BEGIN Material supplied

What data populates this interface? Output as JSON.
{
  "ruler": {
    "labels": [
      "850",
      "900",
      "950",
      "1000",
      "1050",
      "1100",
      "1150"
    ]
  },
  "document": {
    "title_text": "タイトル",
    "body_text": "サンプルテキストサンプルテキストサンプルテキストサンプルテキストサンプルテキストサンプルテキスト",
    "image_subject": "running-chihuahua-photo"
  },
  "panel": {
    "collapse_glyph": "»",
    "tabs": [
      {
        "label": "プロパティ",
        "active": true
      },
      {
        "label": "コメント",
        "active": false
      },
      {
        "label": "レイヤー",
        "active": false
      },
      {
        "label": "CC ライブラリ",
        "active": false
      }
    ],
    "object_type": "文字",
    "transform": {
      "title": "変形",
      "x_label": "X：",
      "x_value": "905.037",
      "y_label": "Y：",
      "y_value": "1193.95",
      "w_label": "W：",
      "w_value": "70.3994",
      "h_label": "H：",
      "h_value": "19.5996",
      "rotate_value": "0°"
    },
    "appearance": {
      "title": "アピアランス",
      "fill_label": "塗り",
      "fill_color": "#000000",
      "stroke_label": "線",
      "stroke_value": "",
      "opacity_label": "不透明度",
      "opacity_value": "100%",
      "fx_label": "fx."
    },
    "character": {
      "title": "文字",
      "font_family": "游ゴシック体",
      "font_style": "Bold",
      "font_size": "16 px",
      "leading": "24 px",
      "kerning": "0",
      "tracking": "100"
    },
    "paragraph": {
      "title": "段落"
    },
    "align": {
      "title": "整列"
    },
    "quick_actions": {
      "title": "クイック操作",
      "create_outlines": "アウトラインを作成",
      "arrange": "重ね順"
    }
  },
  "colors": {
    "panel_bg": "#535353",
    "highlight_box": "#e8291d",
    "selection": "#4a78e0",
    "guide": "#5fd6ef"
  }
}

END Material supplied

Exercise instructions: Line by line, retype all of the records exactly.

Exercise result:
What data populates this interface? Output as JSON.
{
  "ruler": {
    "labels": [
      "850",
      "900",
      "950",
      "1000",
      "1050",
      "1100",
      "1150"
    ]
  },
  "document": {
    "title_text": "タイトル",
    "body_text": "サンプルテキストサンプルテキストサンプルテキストサンプルテキストサンプルテキストサンプルテキスト",
    "image_subject": "running-chihuahua-photo"
  },
  "panel": {
    "collapse_glyph": "»",
    "tabs": [
      {
        "label": "プロパティ",
        "active": true
      },
      {
        "label": "コメント",
        "active": false
      },
      {
        "label": "レイヤー",
        "active": false
      },
      {
        "label": "CC ライブラリ",
        "active": false
      }
    ],
    "object_type": "文字",
    "transform": {
      "title": "変形",
      "x_label": "X：",
      "x_value": "905.037",
      "y_label": "Y：",
      "y_value": "1193.95",
      "w_label": "W：",
      "w_value": "70.3994",
      "h_label": "H：",
      "h_value": "19.5996",
      "rotate_value": "0°"
    },
    "appearance": {
      "title": "アピアランス",
      "fill_label": "塗り",
      "fill_color": "#000000",
      "stroke_label": "線",
      "stroke_value": "",
      "opacity_label": "不透明度",
      "opacity_value": "100%",
      "fx_label": "fx."
    },
    "character": {
      "title": "文字",
      "font_family": "游ゴシック体",
      "font_style": "Bold",
      "font_size": "16 px",
      "leading": "24 px",
      "kerning": "0",
      "tracking": "100"
    },
    "paragraph": {
      "title": "段落"
    },
    "align": {
      "title": "整列"
    },
    "quick_actions": {
      "title": "クイック操作",
      "create_outlines": "アウトラインを作成",
      "arrange": "重ね順"
    }
  },
  "colors": {
    "panel_bg": "#535353",
    "highlight_box": "#e8291d",
    "selection": "#4a78e0",
    "guide": "#5fd6ef"
  }
}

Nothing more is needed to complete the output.